Copy the lines below that contain "text".

[Data records for software interfaces]
========================================================================

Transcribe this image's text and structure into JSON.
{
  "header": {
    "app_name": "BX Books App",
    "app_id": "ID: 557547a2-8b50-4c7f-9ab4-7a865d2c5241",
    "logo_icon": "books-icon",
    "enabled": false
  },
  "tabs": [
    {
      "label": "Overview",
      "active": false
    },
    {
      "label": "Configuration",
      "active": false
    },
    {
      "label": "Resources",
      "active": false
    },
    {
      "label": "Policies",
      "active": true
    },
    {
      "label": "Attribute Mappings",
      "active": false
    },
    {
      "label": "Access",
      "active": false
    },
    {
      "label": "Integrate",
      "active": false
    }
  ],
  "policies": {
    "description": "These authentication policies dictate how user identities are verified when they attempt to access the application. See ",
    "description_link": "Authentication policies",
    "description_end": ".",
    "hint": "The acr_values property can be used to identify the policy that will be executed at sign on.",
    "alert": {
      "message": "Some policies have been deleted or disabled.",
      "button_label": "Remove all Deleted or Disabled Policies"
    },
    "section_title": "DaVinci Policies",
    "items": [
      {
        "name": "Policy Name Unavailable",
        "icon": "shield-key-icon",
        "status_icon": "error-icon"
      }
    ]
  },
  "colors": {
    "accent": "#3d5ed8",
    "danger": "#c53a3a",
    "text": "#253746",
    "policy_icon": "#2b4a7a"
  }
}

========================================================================

▸ **Answer space**:
Transcribe this image's text and structure into JSON.
    "text": "#253746",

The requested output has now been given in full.